“I always liked playing all kinds of music instead of just one style,” he said. “The struggle was always people labeling you and expecting certain things from you, so I was always trying to push the boundaries of that as a drummer and a musician.”
Chris Dave first gravitated to the drumset as a child growing up attending his church in Houston, as a way to get involved and to please his parents without having to sing in the choir.
He began his professional career when he linked with the R&B group Mint Condition in 1993. He climbed his way through the ranks while earning a number of impressive credits with big-name artists in every genre.
Now, however, Chris Dave’s name is appearing at the forefront rather than in the credits, thanks to his group called Chris Dave and the Drumhedz. The collective released their first mixtape in 2013, and in January, they released their self-titled debut album.
“I had gotten tired of people asking us to put groups together at the last minute for festivals and other things we were doing,” he said. “We were always playing together outside of our work with artists, so it was more like a family type of situation. We always wanted to play together, so the best excuse was just to make it a group.”
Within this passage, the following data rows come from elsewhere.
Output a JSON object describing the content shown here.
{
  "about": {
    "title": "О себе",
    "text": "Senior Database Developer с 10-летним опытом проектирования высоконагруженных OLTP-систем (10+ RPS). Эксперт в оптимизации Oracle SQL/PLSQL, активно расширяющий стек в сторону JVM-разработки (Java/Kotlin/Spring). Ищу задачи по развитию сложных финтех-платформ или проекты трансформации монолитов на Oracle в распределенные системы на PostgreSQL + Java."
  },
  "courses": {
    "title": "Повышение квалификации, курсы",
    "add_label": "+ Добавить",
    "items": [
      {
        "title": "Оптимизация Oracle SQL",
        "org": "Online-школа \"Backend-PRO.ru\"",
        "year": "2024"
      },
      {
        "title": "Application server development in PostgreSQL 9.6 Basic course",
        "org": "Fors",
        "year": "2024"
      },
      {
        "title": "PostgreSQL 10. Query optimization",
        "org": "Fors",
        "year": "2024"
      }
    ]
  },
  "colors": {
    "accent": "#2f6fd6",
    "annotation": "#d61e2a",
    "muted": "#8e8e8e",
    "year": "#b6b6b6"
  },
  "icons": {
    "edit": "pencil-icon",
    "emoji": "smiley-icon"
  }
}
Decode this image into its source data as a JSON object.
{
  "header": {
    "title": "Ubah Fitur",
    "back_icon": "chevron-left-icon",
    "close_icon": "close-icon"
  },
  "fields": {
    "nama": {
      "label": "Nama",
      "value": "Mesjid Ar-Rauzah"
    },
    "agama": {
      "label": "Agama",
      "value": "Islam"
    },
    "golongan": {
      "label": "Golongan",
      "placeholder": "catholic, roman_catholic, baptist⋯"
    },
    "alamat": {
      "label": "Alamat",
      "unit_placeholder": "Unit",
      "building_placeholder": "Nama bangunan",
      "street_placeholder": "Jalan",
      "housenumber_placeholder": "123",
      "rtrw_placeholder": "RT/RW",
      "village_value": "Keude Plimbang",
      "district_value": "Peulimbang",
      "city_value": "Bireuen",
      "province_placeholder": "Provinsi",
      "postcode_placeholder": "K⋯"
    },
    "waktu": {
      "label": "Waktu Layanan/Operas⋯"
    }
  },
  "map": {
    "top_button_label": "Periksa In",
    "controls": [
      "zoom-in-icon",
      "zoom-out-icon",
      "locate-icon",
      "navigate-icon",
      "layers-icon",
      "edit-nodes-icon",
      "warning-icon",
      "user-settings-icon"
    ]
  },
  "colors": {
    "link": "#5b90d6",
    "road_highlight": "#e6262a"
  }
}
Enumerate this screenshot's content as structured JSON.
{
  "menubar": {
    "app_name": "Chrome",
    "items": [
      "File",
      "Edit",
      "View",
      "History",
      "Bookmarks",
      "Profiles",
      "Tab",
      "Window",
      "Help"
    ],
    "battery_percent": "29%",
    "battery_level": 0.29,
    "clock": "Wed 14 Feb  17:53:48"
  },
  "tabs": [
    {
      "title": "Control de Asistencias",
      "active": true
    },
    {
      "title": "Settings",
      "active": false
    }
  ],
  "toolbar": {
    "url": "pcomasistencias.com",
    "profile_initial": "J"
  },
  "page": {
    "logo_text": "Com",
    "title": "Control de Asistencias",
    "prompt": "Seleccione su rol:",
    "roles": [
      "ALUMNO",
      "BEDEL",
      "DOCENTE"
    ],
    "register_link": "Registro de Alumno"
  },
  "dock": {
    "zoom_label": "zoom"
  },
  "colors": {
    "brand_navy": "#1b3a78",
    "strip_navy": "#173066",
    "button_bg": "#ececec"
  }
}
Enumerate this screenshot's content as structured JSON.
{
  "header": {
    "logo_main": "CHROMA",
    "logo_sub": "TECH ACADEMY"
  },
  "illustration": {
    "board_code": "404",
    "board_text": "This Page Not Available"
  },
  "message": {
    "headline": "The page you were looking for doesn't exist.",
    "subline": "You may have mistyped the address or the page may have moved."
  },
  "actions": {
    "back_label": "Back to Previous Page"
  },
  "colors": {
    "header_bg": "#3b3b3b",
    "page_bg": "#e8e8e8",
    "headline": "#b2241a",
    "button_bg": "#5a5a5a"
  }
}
The album includes a wide range of sonic styles, weaving between fast-paced, funk-influenced cuts and slower, more soulful songs like “Spread Her Wings.” Unsurprisingly, there’s a laundry list of impressive features from artists like SiR, Bilal and Goapele, as well as Anderson .Paak features on “Black Hole” and “Clear View.”
“I’ve known [.Paak] since his name was Breezy [Lovejoy],” he said. “I was out in L.A. and we met at one of the clubs where he was playing drums, he told me he was a fan and we just connected. We’ve been cool ever since that day.”
In today’s era, it’s no big deal for artists to jump between sounds and styles the way the Drumhedz do on their album, but during the beginning stages of Dave’s career, those diverse skills often went underappreciated. Cliques within genres were entrenched in the musical landscape, and mingling between them was somewhat of a challenge, often drawing questioning looks rather than widespread acceptance.
“Everybody was so in their groups; jazz peers hung out with jazz peers, so if you weren’t in that zone, you wouldn’t know when and where they were hanging out,” he said. “Same with hip-hop, same with the blues cats, same with gospel. There were always a few of us that would run into each other at different spots, and it’d be like, ‘Why are you at this reggae club, you’re a gospel singer! Are you even allowed to be in here?’”
At many points, the drummer found himself moving in a different direction than what those around him were expecting and suggesting. Instead, he trusted his core instincts and interests rather than following the standard path, and if his illustrious career thus far is any indication, he’s been wise to do so.
“I’d be telling them, ‘Hey, I’m going to go play with Kenny Garrett,’ and they’re looking at me like, ‘You just got off tour with Janet Jackson! Why would you go play with some jazz dude?’” he said with a laugh. “Man, if you can’t play jazz on the drums, you can’t play sh-t.”